LaMarcus Aldridge's defense
L.A. was great. He had some blocks, his rebounding, he had good hands. He's a really good communicator out on the court, he knows angles. I've said this a few times -- I think his defense is underrated. He's always locked into the game plan. He knows personnel. He can bother shots and he can rebound.
What's focus now?
We're not prepping for the playoffs. We want to keep going in the right direction. Like I told the team, our four-game recent win streak was about the process of getting better and going in the right direction. For us, that's the most important thing. Right now, I'm not worried about the playoffs. I'm concerned about Sacramento, they played Dallas tough tonight. I like accumulating wins. I like improving our playoff seed. It's not looking at match-ups or anything, but I think it builds confidence when you play well.
Did you discuss Memphis/San Antonio score at halftime?
Process of constructing this roster to suit your coaching style
I've said it many times -- getting Robin Lopez was a perfect fit for our team, getting Mo Williams was a perfect fit for our team. Getting Dorell Wright gives us the ability to play three or four. The young guys have improved. Those three guys in particular fit what we needed. We needed coming into the season, we needed a defensive-minded center, we needed a back-up point guard, and we needed scoring off the bench. [GM] Neil [Olshey] did a terrific job addressing those needs.
Did you see this coming earlier in the season?
I'm a little reluctant to do a retrospective on the season already. I'd rather look forward to Sacramento. I think we all felt like this could be a special year. It's a marathon and it's not over yet.

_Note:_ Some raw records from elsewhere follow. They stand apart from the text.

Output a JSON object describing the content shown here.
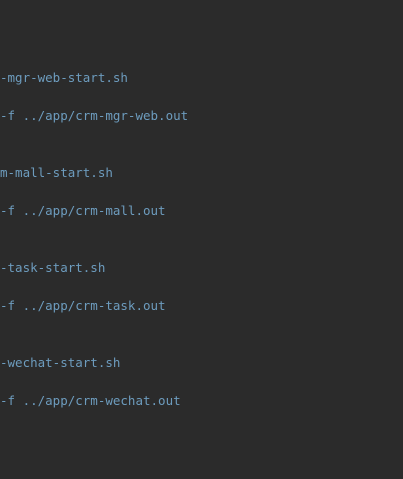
{
  "editor": {
    "lines": [
      "-mgr-web-start.sh",
      "-f ../app/crm-mgr-web.out",
      "m-mall-start.sh",
      "-f ../app/crm-mall.out",
      "-task-start.sh",
      "-f ../app/crm-task.out",
      "-wechat-start.sh",
      "-f ../app/crm-wechat.out"
    ],
    "text_color": "#6d9cbe",
    "background": "#2b2b2b"
  }
}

What was it about the team that made you think this would be a special year?
The four guys starters coming back from last year, they all showed last year how competitive we were with them on the court. The fact that we were able to bolster the roster with Robin and Mo in particular, also Thomas [Robinson] and Dorell. I felt like we had more depth. We were able to get the minutes down. I didn't necessarily foresee Joel Freeland making the jump that he did. Joel has kind of got lost in this whole thing because of his injuries. He's had a major influence on our play until he got hurt.
I felt like the players we had coming back from last year, with the additions, I didn't see any reason why we couldn't be competitive.
What do you want to see the rest of the regular season?
The biggest thing I enjoyed about the four-game winning streak was how in tune we were -- there was a sense of, I don't want to say desperation, but there was a seriousness that we stayed focused throughout the game. I thought that four-game stretch, we had fewer lulls throughout those games than any four-game stretch throughout the season. That's what you need to do in the playoffs. We've clinched a playoff spot -- the challenge is to maintain that edge, that's going to be the biggest thing going into the playoffs, valuing every possession. The playoffs are more of a mental grind than a physical grind. Sustaining that is going to be what I'm going to be looking for more than anything.
-- Ben Golliver | firstname.lastname@example.org | Twitter